Evidence that misery doesn't love company is common at pro-life gatherings, where women holding poignant signs — "I Regret My Abortion" — urge others not to make a mistake that haunts them.
As the US Supreme Court prepares to hear a constitutional challenge to the Massachusetts abortion-clinic "buffer zone" law this month, the justices are being reminded that the First Amendment protects more than just a speaker's right to express ideas. It also protects a listener's freedom to hear those ideas. Stifling that freedom near abortion clinics can mean — as 12 women argue, from personal experience, in a compelling friend-of-the-court brief prepared by Carrie Severino of the Judicial Education Project — that individuals in a crisis pregnancy are denied essential information at the moment they may need it most.
There is nothing eccentric about the idea that the Constitution shields the right to receive information. "The dissemination of ideas can accomplish nothing if otherwise willing addressees are not free to receive and consider them," wrote Justice William Brennan in 1965. "It would be a barren marketplace of ideas that had only sellers and no buyers."
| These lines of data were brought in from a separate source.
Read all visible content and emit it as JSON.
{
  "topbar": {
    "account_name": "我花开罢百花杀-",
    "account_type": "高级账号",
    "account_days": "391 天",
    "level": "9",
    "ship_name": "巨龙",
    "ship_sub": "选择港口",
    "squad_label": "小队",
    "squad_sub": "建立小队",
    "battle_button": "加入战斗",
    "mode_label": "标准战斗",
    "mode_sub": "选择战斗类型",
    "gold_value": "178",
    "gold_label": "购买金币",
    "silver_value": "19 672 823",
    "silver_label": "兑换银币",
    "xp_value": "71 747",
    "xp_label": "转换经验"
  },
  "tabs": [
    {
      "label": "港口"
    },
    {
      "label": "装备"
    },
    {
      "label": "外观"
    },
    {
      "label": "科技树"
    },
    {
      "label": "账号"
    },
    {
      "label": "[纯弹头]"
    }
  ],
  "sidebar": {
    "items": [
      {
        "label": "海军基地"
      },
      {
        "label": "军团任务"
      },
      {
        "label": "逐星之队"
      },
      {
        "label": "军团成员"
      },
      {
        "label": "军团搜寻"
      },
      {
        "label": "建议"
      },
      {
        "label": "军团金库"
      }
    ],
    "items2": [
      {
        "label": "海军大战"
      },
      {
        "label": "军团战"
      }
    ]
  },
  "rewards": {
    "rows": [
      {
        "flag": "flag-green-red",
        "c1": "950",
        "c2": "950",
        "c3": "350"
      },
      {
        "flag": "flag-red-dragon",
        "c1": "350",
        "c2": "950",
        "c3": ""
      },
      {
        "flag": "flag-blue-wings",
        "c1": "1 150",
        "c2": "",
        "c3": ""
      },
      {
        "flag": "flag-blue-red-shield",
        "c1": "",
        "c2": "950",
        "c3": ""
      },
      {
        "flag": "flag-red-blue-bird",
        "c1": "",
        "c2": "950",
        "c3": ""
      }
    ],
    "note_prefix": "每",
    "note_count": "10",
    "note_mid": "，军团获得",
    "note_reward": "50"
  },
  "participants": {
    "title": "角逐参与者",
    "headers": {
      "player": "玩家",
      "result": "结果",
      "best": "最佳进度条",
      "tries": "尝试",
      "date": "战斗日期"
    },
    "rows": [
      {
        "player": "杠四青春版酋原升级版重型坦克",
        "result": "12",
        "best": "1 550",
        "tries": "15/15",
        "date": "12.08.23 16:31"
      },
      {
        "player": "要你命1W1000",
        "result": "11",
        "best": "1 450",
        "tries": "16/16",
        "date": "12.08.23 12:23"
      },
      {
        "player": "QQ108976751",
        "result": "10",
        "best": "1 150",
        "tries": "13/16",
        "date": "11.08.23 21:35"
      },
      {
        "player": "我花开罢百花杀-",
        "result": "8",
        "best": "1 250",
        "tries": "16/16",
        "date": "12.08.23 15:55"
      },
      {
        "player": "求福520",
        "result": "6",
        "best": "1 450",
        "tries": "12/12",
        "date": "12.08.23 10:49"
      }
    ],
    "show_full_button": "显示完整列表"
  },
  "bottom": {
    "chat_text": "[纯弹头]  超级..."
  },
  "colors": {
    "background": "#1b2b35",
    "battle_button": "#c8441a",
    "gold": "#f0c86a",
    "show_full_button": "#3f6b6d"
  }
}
But the practical effect of the Massachusetts law, which forces pro-life protesters, advocates, and counselors to stay at least 35 feet away from the entrance to any abortion clinic, is to make a reasonable exchange of ideas extremely difficult, if not impossible. The law, signed by Governor Deval Patrick in 2007, makes no allowance for peaceful or quiet protest. It doesn't permit an individual to simply stand in silence, holding a sign or offering pamphlets. It forbids approaching even a willing listener who would like to hear — who might be desperate to hear — about a realistic alternative to abortion. The 35-foot boundary is marked with paint, and anyone who steps over it can be arrested, prosecuted, and sentenced to as much as 2½ years in prison.